To the editor: The rampant wage theft in the Los Angeles garment industry is a painful reminder of our failure to protect those who stitch our clothes. ("Southern California is hotbed for wage theft in garment industry," Nov. 15)
The root cause of this pain is suggested by Ilse Metchek of the California Fashion Assn., who candidly admitted that manufacturers want to pay local contractors at Chinese or Mexican rates (or just 10% more), and that some firms violate wage laws because its cheaper just to pay the fines if ever caught. But, Metchek cautions us: "Let's not categorize it as people standing there with a whip.

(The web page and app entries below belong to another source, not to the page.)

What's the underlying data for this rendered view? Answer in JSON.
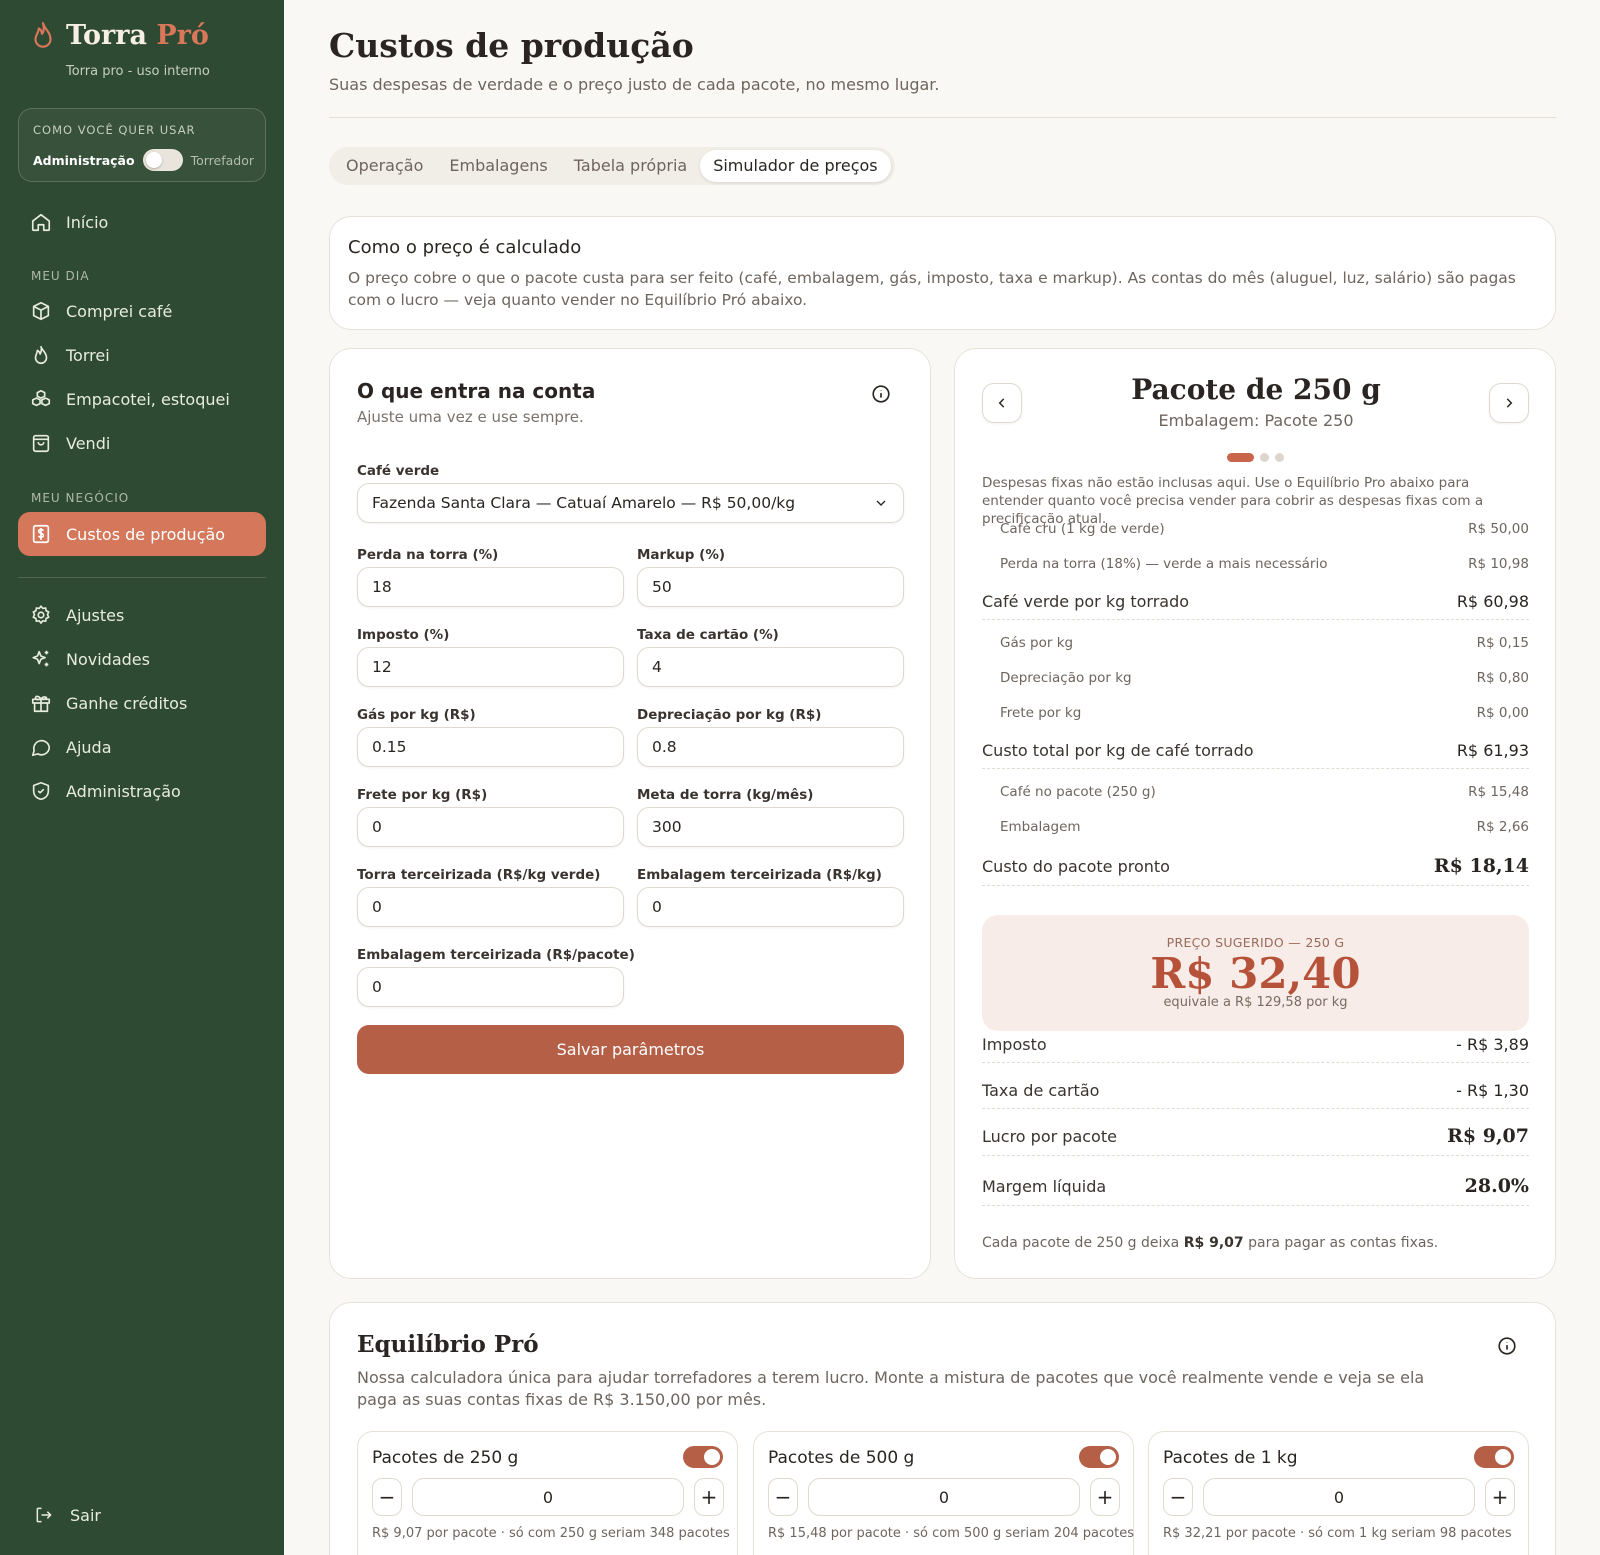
{
  "sidebar": {
    "brand_main": "Torra",
    "brand_accent": "Pró",
    "brand_sub": "Torra pro - uso interno",
    "mode_label": "COMO VOCÊ QUER USAR",
    "mode_option_a": "Administração",
    "mode_option_b": "Torrefador",
    "home": "Início",
    "section_day": "MEU DIA",
    "day_items": [
      "Comprei café",
      "Torrei",
      "Empacotei, estoquei",
      "Vendi"
    ],
    "section_business": "MEU NEGÓCIO",
    "business_active": "Custos de produção",
    "bottom_items": [
      "Ajustes",
      "Novidades",
      "Ganhe créditos",
      "Ajuda",
      "Administração"
    ],
    "logout": "Sair"
  },
  "header": {
    "title": "Custos de produção",
    "subtitle": "Suas despesas de verdade e o preço justo de cada pacote, no mesmo lugar.",
    "tabs": [
      "Operação",
      "Embalagens",
      "Tabela própria",
      "Simulador de preços"
    ],
    "active_tab": "Simulador de preços"
  },
  "info": {
    "title": "Como o preço é calculado",
    "text": "O preço cobre o que o pacote custa para ser feito (café, embalagem, gás, imposto, taxa e markup). As contas do mês (aluguel, luz, salário) são pagas com o lucro — veja quanto vender no Equilíbrio Pró abaixo."
  },
  "params": {
    "title": "O que entra na conta",
    "subtitle": "Ajuste uma vez e use sempre.",
    "coffee_label": "Café verde",
    "coffee_value": "Fazenda Santa Clara — Catuaí Amarelo — R$ 50,00/kg",
    "fields": [
      {
        "label": "Perda na torra (%)",
        "value": "18"
      },
      {
        "label": "Markup (%)",
        "value": "50"
      },
      {
        "label": "Imposto (%)",
        "value": "12"
      },
      {
        "label": "Taxa de cartão (%)",
        "value": "4"
      },
      {
        "label": "Gás por kg (R$)",
        "value": "0.15"
      },
      {
        "label": "Depreciação por kg (R$)",
        "value": "0.8"
      },
      {
        "label": "Frete por kg (R$)",
        "value": "0"
      },
      {
        "label": "Meta de torra (kg/mês)",
        "value": "300"
      },
      {
        "label": "Torra terceirizada (R$/kg verde)",
        "value": "0"
      },
      {
        "label": "Embalagem terceirizada (R$/kg)",
        "value": "0"
      },
      {
        "label": "Embalagem terceirizada (R$/pacote)",
        "value": "0"
      }
    ],
    "save": "Salvar parâmetros"
  },
  "package": {
    "title": "Pacote de 250 g",
    "subtitle": "Embalagem: Pacote 250",
    "note": "Despesas fixas não estão inclusas aqui. Use o Equilíbrio Pro abaixo para entender quanto você precisa vender para cobrir as despesas fixas com a precificação atual.",
    "rows": {
      "cafe_cru": {
        "label": "Café cru (1 kg de verde)",
        "value": "R$ 50,00"
      },
      "perda": {
        "label": "Perda na torra (18%) — verde a mais necessário",
        "value": "R$ 10,98"
      },
      "cafe_verde_kg": {
        "label": "Café verde por kg torrado",
        "value": "R$ 60,98"
      },
      "gas": {
        "label": "Gás por kg",
        "value": "R$ 0,15"
      },
      "depreciacao": {
        "label": "Depreciação por kg",
        "value": "R$ 0,80"
      },
      "frete": {
        "label": "Frete por kg",
        "value": "R$ 0,00"
      },
      "custo_total_kg": {
        "label": "Custo total por kg de café torrado",
        "value": "R$ 61,93"
      },
      "cafe_pacote": {
        "label": "Café no pacote (250 g)",
        "value": "R$ 15,48"
      },
      "embalagem": {
        "label": "Embalagem",
        "value": "R$ 2,66"
      },
      "custo_pacote": {
        "label": "Custo do pacote pronto",
        "value": "R$ 18,14"
      },
      "imposto": {
        "label": "Imposto",
        "value": "- R$ 3,89"
      },
      "taxa": {
        "label": "Taxa de cartão",
        "value": "- R$ 1,30"
      },
      "lucro": {
        "label": "Lucro por pacote",
        "value": "R$ 9,07"
      },
      "margem": {
        "label": "Margem líquida",
        "value": "28.0%"
      }
    },
    "suggested_label": "PREÇO SUGERIDO — 250 G",
    "suggested_price": "R$ 32,40",
    "suggested_per_kg": "equivale a R$ 129,58 por kg",
    "footer_pre": "Cada pacote de 250 g deixa",
    "footer_value": "R$ 9,07",
    "footer_post": "para pagar as contas fixas."
  },
  "equilibrio": {
    "title": "Equilíbrio Pró",
    "text": "Nossa calculadora única para ajudar torrefadores a terem lucro. Monte a mistura de pacotes que você realmente vende e veja se ela paga as suas contas fixas de R$ 3.150,00 por mês.",
    "packs": [
      {
        "name": "Pacotes de 250 g",
        "qty": "0",
        "note": "R$ 9,07 por pacote · só com 250 g seriam 348 pacotes"
      },
      {
        "name": "Pacotes de 500 g",
        "qty": "0",
        "note": "R$ 15,48 por pacote · só com 500 g seriam 204 pacotes"
      },
      {
        "name": "Pacotes de 1 kg",
        "qty": "0",
        "note": "R$ 32,21 por pacote · só com 1 kg seriam 98 pacotes"
      }
    ]
  }
}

Rampant worker mistreatment is a mischaracterization."
With the bar set so low, we should not be surprised that a culture of impunity prevails?
While the industry has resisted sweatshop laws that create real accountability at the top, it has benefited from strong anti-counterfeiting laws. Under the federal Lanham Act, fashion firms can bring their own suits against counterfeiters, seize goods and collect treble damages plus attorneys fees. Why should garment workers be afforded less protection?
Steve Nutter, Los Angeles
The writer served as regional director of the International Ladies' Garment Workers' Union and UNITE from 1986 to 1999.